[[ Entries provided open ]]

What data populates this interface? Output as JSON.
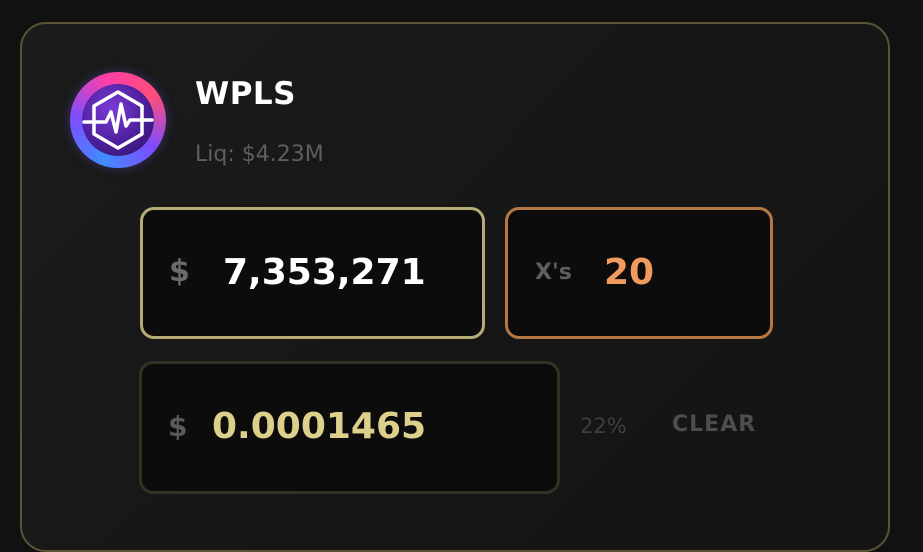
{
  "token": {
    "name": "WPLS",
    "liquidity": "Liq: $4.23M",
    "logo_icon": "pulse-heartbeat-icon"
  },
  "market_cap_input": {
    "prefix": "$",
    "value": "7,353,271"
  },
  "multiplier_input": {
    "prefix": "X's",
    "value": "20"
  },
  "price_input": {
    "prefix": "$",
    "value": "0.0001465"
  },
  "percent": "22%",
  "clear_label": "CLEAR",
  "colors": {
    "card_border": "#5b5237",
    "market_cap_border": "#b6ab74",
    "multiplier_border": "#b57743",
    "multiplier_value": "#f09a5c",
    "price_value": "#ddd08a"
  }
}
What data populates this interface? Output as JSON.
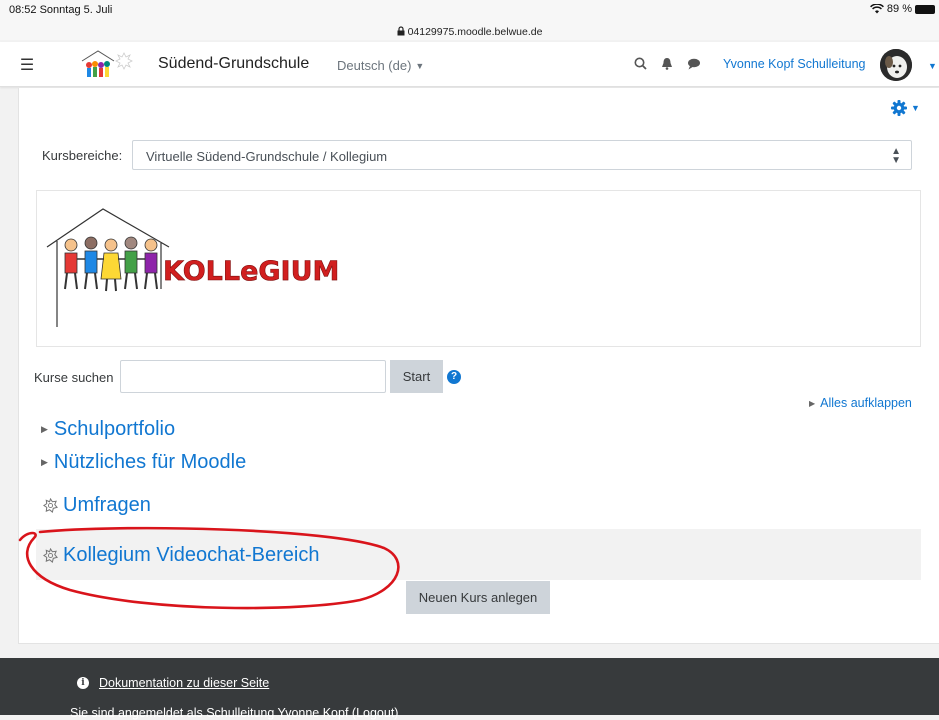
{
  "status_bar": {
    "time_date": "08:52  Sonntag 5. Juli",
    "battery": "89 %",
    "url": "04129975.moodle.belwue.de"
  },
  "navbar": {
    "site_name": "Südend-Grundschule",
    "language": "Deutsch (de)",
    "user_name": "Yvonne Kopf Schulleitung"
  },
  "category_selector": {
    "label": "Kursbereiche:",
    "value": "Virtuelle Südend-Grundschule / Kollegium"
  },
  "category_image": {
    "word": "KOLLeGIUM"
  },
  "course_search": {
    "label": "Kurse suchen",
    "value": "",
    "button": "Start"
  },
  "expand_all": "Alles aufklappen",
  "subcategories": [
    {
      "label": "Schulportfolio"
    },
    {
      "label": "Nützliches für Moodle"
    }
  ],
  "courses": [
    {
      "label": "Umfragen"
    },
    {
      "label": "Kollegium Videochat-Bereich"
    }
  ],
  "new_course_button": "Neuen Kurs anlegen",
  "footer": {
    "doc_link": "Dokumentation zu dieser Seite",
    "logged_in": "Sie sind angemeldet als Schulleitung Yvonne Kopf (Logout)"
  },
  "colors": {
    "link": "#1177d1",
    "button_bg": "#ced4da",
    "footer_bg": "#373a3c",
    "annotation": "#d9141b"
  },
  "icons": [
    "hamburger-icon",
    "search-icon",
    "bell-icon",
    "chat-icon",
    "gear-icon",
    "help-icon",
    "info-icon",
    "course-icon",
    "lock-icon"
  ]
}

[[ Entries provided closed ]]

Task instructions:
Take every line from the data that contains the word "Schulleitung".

Response area:
    "user_name": "Yvonne Kopf Schulleitung"
    "logged_in": "Sie sind angemeldet als Schulleitung Yvonne Kopf (Logout)"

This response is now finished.